======== DATA SECTION
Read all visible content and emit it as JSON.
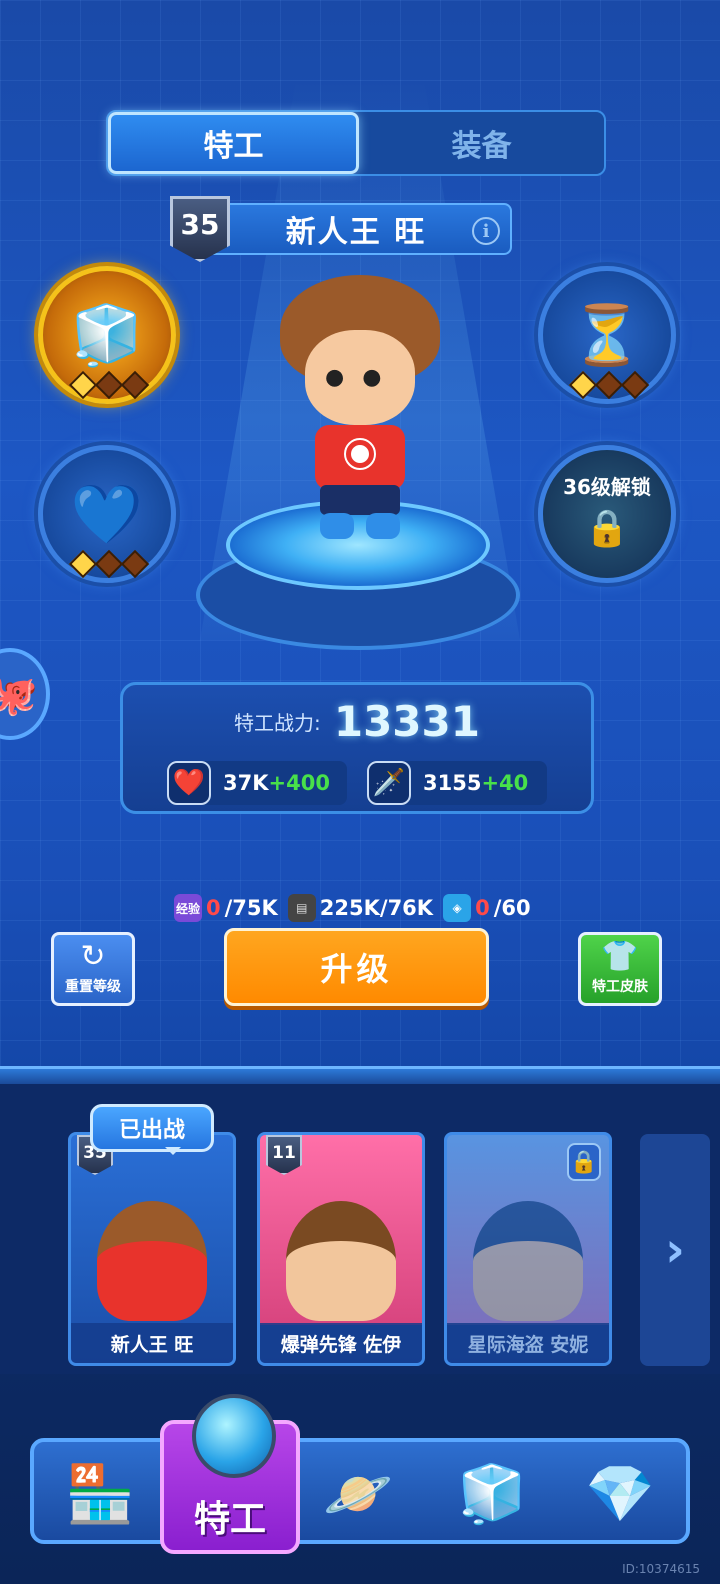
{
  "tabs": [
    {
      "label": "特工",
      "active": true
    },
    {
      "label": "装备",
      "active": false
    }
  ],
  "agent": {
    "level": "35",
    "name": "新人王 旺"
  },
  "skills": {
    "left_top": {
      "icon": "blue-cubes-icon",
      "stars_on": 1,
      "stars_total": 3
    },
    "right_top": {
      "icon": "golden-hourglass-icon",
      "stars_on": 1,
      "stars_total": 3
    },
    "left_mid": {
      "icon": "cube-hearts-icon",
      "stars_on": 1,
      "stars_total": 3
    },
    "right_mid": {
      "lock_text": "36级解锁",
      "icon": "lock-icon"
    }
  },
  "stats": {
    "power_label": "特工战力:",
    "power_value": "13331",
    "hp_value": "37K",
    "hp_bonus": "+400",
    "atk_value": "3155",
    "atk_bonus": "+40"
  },
  "resources": {
    "exp_label": "经验",
    "exp_current": "0",
    "exp_required": "/75K",
    "cash_value": "225K/76K",
    "chip_current": "0",
    "chip_required": "/60"
  },
  "buttons": {
    "reset_label": "重置等级",
    "upgrade_label": "升级",
    "skin_label": "特工皮肤"
  },
  "roster": {
    "deployed_label": "已出战",
    "cards": [
      {
        "name": "新人王 旺",
        "level": "35",
        "locked": false
      },
      {
        "name": "爆弹先锋 佐伊",
        "level": "11",
        "locked": false
      },
      {
        "name": "星际海盗 安妮",
        "level": "",
        "locked": true
      }
    ]
  },
  "nav": {
    "active_label": "特工",
    "items": [
      "shop-icon",
      "agent-icon",
      "planet-icon",
      "cube-icon",
      "gem-card-icon"
    ]
  },
  "footer_id": "ID:10374615",
  "colors": {
    "accent_blue": "#2f8cf0",
    "upgrade_orange": "#ff8a00",
    "skin_green": "#26a12a",
    "bonus_green": "#48e04a",
    "nav_purple": "#8a1fcf"
  }
}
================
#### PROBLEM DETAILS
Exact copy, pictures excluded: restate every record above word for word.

#### TASK RESULT
Read all visible content and emit it as JSON.
{
  "tabs": [
    {
      "label": "特工",
      "active": true
    },
    {
      "label": "装备",
      "active": false
    }
  ],
  "agent": {
    "level": "35",
    "name": "新人王 旺"
  },
  "skills": {
    "left_top": {
      "icon": "blue-cubes-icon",
      "stars_on": 1,
      "stars_total": 3
    },
    "right_top": {
      "icon": "golden-hourglass-icon",
      "stars_on": 1,
      "stars_total": 3
    },
    "left_mid": {
      "icon": "cube-hearts-icon",
      "stars_on": 1,
      "stars_total": 3
    },
    "right_mid": {
      "lock_text": "36级解锁",
      "icon": "lock-icon"
    }
  },
  "stats": {
    "power_label": "特工战力:",
    "power_value": "13331",
    "hp_value": "37K",
    "hp_bonus": "+400",
    "atk_value": "3155",
    "atk_bonus": "+40"
  },
  "resources": {
    "exp_label": "经验",
    "exp_current": "0",
    "exp_required": "/75K",
    "cash_value": "225K/76K",
    "chip_current": "0",
    "chip_required": "/60"
  },
  "buttons": {
    "reset_label": "重置等级",
    "upgrade_label": "升级",
    "skin_label": "特工皮肤"
  },
  "roster": {
    "deployed_label": "已出战",
    "cards": [
      {
        "name": "新人王 旺",
        "level": "35",
        "locked": false
      },
      {
        "name": "爆弹先锋 佐伊",
        "level": "11",
        "locked": false
      },
      {
        "name": "星际海盗 安妮",
        "level": "",
        "locked": true
      }
    ]
  },
  "nav": {
    "active_label": "特工",
    "items": [
      "shop-icon",
      "agent-icon",
      "planet-icon",
      "cube-icon",
      "gem-card-icon"
    ]
  },
  "footer_id": "ID:10374615",
  "colors": {
    "accent_blue": "#2f8cf0",
    "upgrade_orange": "#ff8a00",
    "skin_green": "#26a12a",
    "bonus_green": "#48e04a",
    "nav_purple": "#8a1fcf"
  }
}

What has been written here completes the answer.